LETTER: Keep after answers to Clyde cancer cluster

The tragedy of the cancer cluster in Clyde is disturbing, especially to the affected families. Promises from the Ohio EPA and state
Sandusky Register Staff
May 24, 2010

The tragedy of the cancer cluster in Clyde is disturbing, especially to the affected families. Promises from the Ohio EPA and state health department are reassuring, but, in the end, will probably lead to a group of "experts" shrugging their shoulders about the causes.

There are (at least) two reasons why related research will be flawed. The first reason relates to the effects of Endocrine Disrupters, chemicals that affect DNA, and their effect on future generations. Simply put, a first generation is exposed to a hazardous chemical and then begins raising a family. Their children carry a chemically-related genetic flaw that is passed to their children. In the end, the grandchildren of the exposed first generation are negatively affected.

Rachael Carson, in her book "Silent Spring" raised this question in 1962. As a result of her research, DDT was banned and it is fifty years later that the American Bald Eagle is making a comeback.
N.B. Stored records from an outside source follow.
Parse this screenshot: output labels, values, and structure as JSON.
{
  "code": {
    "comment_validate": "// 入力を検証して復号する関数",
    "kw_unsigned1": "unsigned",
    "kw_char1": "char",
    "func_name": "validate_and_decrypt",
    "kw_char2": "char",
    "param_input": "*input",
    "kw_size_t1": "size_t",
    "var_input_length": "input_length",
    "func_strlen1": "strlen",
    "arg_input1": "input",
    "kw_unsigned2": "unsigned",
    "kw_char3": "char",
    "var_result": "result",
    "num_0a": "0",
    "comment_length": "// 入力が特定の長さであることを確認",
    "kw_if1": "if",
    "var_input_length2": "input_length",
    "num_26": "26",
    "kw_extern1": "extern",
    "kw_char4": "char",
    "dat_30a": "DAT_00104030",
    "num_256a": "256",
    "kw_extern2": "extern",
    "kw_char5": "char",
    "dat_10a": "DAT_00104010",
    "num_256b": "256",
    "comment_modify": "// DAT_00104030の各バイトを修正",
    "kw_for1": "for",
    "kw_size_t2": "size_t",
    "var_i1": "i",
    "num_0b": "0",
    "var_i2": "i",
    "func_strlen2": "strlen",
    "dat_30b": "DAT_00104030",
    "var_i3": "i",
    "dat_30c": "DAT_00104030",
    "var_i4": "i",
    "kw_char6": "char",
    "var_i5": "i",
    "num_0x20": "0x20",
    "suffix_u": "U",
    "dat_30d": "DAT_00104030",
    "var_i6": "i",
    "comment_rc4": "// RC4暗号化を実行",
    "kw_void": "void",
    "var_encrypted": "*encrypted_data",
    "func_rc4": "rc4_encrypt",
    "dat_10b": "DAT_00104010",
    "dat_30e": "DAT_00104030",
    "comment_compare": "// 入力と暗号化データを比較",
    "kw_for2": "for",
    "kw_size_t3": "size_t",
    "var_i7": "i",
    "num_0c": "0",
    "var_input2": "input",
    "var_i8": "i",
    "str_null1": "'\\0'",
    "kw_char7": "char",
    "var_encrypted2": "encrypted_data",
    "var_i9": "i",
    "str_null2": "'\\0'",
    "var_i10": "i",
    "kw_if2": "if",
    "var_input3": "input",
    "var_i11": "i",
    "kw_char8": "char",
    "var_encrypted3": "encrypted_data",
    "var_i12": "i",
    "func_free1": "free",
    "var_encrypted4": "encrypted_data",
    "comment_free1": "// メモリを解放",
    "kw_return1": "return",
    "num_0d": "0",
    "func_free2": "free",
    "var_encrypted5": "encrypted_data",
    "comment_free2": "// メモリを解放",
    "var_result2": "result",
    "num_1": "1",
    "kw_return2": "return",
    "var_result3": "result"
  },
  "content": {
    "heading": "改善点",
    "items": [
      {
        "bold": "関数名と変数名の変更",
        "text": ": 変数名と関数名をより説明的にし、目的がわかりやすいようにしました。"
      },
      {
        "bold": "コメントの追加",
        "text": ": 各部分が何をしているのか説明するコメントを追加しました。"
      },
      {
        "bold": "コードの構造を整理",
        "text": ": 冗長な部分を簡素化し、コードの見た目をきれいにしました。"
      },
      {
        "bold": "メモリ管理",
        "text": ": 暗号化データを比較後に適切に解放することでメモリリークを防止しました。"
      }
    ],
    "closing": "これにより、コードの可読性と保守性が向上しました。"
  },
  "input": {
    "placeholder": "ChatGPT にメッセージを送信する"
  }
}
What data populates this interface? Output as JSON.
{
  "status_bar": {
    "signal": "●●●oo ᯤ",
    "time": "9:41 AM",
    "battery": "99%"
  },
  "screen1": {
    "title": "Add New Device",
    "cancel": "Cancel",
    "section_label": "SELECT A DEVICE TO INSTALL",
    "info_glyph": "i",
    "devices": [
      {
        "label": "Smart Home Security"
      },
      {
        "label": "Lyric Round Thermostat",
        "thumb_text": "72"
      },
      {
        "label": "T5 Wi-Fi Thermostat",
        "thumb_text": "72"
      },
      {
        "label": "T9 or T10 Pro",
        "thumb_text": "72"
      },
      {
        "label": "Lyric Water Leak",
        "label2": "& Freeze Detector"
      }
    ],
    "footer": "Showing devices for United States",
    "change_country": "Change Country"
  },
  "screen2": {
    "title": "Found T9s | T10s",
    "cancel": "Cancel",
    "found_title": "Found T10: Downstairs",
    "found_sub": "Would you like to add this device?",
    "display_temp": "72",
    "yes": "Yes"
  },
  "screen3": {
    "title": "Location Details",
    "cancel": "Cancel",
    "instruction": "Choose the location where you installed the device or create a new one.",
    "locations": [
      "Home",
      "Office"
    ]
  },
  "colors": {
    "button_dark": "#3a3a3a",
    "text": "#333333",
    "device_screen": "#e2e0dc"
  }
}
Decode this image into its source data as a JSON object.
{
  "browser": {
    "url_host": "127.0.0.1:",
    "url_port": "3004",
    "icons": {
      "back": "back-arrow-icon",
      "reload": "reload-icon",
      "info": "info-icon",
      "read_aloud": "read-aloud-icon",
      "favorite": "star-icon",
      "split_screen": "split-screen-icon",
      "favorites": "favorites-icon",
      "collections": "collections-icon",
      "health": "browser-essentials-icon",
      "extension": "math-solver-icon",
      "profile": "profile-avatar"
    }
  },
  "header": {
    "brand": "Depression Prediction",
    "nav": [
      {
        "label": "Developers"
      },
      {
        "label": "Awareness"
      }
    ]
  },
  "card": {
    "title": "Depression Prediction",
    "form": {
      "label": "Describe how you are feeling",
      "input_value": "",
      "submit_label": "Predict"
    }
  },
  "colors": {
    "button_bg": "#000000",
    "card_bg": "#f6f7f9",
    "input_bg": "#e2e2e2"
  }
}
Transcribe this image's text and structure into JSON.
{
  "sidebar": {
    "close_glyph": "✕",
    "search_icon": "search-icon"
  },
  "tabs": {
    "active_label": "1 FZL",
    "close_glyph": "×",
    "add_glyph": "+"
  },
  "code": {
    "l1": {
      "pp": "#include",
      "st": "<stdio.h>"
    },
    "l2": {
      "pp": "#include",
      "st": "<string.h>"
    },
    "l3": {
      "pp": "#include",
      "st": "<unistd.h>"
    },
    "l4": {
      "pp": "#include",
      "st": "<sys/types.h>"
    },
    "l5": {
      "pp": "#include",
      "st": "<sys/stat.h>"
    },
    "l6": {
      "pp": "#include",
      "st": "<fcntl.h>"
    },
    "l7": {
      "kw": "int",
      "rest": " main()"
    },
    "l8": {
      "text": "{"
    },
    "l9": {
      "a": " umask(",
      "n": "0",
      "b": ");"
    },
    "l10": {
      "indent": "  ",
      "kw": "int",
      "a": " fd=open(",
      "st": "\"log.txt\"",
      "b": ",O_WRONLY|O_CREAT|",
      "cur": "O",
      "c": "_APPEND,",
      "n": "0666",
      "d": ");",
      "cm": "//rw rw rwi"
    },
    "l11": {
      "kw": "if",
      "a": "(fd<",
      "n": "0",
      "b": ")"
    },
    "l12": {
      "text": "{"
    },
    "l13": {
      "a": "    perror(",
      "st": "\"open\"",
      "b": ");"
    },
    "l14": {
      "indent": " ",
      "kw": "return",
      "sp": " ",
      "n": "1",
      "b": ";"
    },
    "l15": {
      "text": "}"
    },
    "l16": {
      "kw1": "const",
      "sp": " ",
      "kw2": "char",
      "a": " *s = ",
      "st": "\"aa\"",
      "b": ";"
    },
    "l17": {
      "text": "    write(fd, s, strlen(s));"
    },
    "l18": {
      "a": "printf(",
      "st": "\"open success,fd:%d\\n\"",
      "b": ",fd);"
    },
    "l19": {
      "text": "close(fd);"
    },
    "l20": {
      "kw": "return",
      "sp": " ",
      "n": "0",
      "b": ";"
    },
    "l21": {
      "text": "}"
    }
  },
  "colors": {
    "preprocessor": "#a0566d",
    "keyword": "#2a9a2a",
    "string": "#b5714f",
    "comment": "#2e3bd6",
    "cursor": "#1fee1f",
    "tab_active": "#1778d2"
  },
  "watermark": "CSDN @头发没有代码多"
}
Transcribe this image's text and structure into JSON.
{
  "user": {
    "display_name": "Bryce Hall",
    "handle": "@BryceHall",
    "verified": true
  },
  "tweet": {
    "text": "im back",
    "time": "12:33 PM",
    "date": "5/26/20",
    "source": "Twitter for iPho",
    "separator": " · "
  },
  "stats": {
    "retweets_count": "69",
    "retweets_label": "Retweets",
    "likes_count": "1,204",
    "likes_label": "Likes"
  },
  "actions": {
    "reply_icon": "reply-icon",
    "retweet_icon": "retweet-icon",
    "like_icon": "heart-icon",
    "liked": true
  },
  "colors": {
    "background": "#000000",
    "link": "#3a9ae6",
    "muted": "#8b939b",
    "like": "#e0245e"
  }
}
Until detailed information about chemical exposure to prior generations is gathered, the real cause of the cancer cluster may be overlooked.

The second reason research may be flawed relates to "synergy," or the effect of multiple chemicals on an individual. Modern Material Data Safety Sheets (MSDS) only report the effects of one chemical on an environmental system. Totally ignored are the affects an individual being exposed to a paint solvent at work and being exposed to another chemical released to the atmosphere near their homes or at the workplace.

These two scenarios can offer significant clues to the problem, but until now, have been discounted as "too hard to trace."

Families of the affected children must take the leadership role in collecting information that can be used in the research. Until then the Ohio EPA and State Health Departments will only be chasing their tails.

Mark F. Bohne

Avery

The author is a local environmental activist.